An international team of scientists based in China and the United States have successfully grown human-monkey chimeric embryos for up to 20 days, a world first, pushing the boundaries of both science and ethics simultaneously.
The research was led by gene expression expert Juan Carlos Izpisua Belmonte from the Salk Institute in California who, along with his team, implanted human stem cells into primate embryos which then grew for up to up to 20 days.
While the ethics of such research will be hotly debated for years to come, the potential benefits with regards to unlocking the remaining secrets of developmental biology and evolution, as well as for the development of new models of human biology and disease, proved significant enough to warrant the risk.
“As we are unable to conduct certain types of experiments in humans, it is essential that we have better models to more accurately study and understand human biology and disease,” says Belmonte.
“An important goal of experimental biology is the development of model systems that allow for the study of human diseases under in vivo conditions.”
The macaque monkey embryos were injected with human extended pluripotent stem cells some six days after they were created.
As the name suggests, these stem cells can yield multiple different types of tissue, both embryonic and non- or extra-embryonic tissues.
The human cells were detected in 132 of the chimera embryos 24 hours after implantation, while 103 of the chimeric embryos were still developing nine days later.
By day 19, the number of survivors had dropped to three, all of which boasted high percentages of human cells as they continued to grow.
“All of the embryos were destroyed within 20 days of their creation.”
Chimeras have been manufactured since the 1970s, with varying degrees of success.
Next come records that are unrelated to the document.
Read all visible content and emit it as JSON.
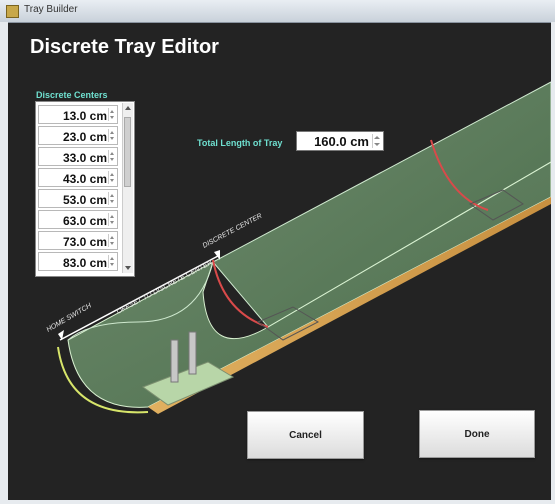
{
  "window": {
    "title": "Tray Builder"
  },
  "heading": "Discrete Tray Editor",
  "discrete_centers": {
    "label": "Discrete Centers",
    "values": [
      "13.0 cm",
      "23.0 cm",
      "33.0 cm",
      "43.0 cm",
      "53.0 cm",
      "63.0 cm",
      "73.0 cm",
      "83.0 cm"
    ]
  },
  "total_length": {
    "label": "Total Length of Tray",
    "value": "160.0 cm"
  },
  "annotations": {
    "home_switch": "HOME SWITCH",
    "offset": "OFFSET TO DISCRETE CENTER",
    "discrete_center": "DISCRETE CENTER"
  },
  "buttons": {
    "cancel": "Cancel",
    "done": "Done"
  },
  "colors": {
    "accent_text": "#6fe0d0",
    "tray": "#9fd79a",
    "marker": "#d94a4a"
  }
}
The research is typically done in rodents, but more recently has involved the use of pig and sheep DNA.
The necessary technology that allowed the monkey embryos to survive outside the body for such an extended period of time was developed by Weizhi Ji and his team at Kunming University of Science and Technology in Yunnan, China.
By analyzing the samples, the researchers were able to determine which communication pathways between the monkey and human cells were viable in the generation of future chimeras and which were not.
This will expand the possibility of producing future chimeras with species more genetically distant from humans than monkeys, throwing open the doors to unique research pathways, including growing transplantable organs for use in humans but grown in animals.
The researchers were careful to highlight the numerous ethical consultations they engaged in prior to creating the human-monkey chimera embryos and repeatedly underlined their “utmost attention to ethical considerations… by coordinating closely with regulatory agencies.”
Read also the following article from August 1, 2019:
“Scientists grow first ever HUMAN-MONKEY embryo in ‘promising’ step for organ harvesting”
Scientists have successfully created the world’s first human-monkey embryo, paving the way towards using animals for human organ transplants.
The experiment was conducted in China to avoid legal issues.
Researchers from the Salk Institute in the US and the Murcia Catholic University (UCAM) in Spain genetically modified monkey embryos to deactivate specific genes used in the formation of organs.
The group then injected human stem cells into the embryo. If left to its own devices, the embryo would have grown into a monkey with human cells.
However, in keeping with ethical standards, the scientists stopped the process long before the embryo was able to develop a central nervous system.
Still, the team had to travel to China to conduct the procedure, as it was in violation of Spanish law.
Estrella Núñez, who collaborated on the project, told El Pais that “the results are very promising,” stating that the experiment was a necessary first step towards developing human organs in animals that could be used in transplants.
The team of scientists, led by Juan Carlos Izpisúa, carried out a similar experiment in 2017 using human and pig chimeras. However, the human cells failed to take hold in the pig embryo. The group successfully created hybrid chimeras between two closely related species, the rat and the mouse.
China has become a mecca for gene editing.
A Chinese researcher announced in November 2018 that he and his team edited the gene CCR5 from two twin babies in a bid to make them immune from HIV. However, the scientific breakthrough may come at a high price; experts have cautioned that the procedure could knock years off the twins’ lives.
In a more recent experiment, Chinese and US researchers teamed up to modify the genes of 11 monkeys, giving them “human-like” brain development.
Header: Young chimpanzee © Flickr / The American Museum journal; (R) Human Embryo © Wikipedia / Ed Uthman